Out of the lines below, please list those that hold the string "Albanian".

(Component data from apps and pages)
● ● ● ● ●
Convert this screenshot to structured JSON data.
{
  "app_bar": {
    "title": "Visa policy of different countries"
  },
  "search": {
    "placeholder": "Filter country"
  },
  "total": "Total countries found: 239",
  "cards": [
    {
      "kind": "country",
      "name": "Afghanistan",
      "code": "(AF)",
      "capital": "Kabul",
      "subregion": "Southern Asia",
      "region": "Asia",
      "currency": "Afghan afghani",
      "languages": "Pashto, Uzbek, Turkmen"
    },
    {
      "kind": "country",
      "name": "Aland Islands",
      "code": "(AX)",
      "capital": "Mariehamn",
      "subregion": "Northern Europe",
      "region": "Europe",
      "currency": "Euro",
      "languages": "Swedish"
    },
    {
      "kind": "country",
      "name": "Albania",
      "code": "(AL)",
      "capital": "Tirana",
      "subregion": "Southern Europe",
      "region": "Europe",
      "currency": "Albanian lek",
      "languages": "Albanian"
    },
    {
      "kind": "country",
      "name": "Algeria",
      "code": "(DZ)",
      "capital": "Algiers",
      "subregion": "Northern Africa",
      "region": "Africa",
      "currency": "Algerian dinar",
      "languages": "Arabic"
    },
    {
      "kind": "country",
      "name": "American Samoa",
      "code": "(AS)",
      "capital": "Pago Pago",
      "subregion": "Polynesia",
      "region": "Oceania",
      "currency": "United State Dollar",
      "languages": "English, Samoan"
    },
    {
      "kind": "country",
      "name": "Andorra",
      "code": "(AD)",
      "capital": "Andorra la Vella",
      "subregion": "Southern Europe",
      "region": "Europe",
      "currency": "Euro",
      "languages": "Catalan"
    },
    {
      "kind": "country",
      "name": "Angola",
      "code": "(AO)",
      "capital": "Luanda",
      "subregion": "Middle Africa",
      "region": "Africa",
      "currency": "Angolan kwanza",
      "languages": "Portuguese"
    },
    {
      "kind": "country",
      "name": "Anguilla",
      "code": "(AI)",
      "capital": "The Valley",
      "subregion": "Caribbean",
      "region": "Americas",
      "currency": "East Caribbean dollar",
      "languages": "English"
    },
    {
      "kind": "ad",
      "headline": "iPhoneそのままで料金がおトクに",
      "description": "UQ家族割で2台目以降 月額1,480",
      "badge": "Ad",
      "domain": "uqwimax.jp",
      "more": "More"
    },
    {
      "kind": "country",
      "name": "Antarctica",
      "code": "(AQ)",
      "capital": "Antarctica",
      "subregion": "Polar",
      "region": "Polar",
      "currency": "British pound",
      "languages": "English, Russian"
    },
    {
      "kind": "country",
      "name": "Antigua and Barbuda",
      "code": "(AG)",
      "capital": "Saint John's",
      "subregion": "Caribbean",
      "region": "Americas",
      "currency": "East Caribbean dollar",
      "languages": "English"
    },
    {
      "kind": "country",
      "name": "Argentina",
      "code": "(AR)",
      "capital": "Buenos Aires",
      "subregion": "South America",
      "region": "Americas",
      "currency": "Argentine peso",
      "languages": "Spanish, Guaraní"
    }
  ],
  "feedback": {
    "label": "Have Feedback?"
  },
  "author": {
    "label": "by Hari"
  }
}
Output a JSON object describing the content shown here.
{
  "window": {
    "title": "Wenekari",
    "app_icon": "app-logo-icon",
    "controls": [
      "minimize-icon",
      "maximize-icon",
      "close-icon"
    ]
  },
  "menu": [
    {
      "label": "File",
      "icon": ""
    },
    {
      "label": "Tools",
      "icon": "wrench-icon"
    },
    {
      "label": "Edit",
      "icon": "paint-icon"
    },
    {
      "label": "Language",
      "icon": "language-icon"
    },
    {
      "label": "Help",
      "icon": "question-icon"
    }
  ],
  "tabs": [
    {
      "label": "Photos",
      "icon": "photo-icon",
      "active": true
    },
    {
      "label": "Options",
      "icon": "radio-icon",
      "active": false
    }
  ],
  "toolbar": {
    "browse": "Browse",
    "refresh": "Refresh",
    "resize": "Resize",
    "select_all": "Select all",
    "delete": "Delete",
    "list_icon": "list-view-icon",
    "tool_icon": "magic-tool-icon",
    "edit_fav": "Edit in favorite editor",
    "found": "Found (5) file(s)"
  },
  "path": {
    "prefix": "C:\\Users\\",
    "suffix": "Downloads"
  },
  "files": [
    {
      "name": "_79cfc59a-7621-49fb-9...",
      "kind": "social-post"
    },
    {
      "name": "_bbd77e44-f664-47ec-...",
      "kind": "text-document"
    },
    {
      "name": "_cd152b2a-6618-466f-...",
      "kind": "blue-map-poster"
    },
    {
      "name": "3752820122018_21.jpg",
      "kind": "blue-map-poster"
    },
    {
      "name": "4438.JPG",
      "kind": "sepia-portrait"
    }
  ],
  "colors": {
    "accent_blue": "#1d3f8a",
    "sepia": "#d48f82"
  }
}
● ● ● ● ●
TASK RESPONSE ->
      "currency": "Albanian lek",
      "languages": "Albanian"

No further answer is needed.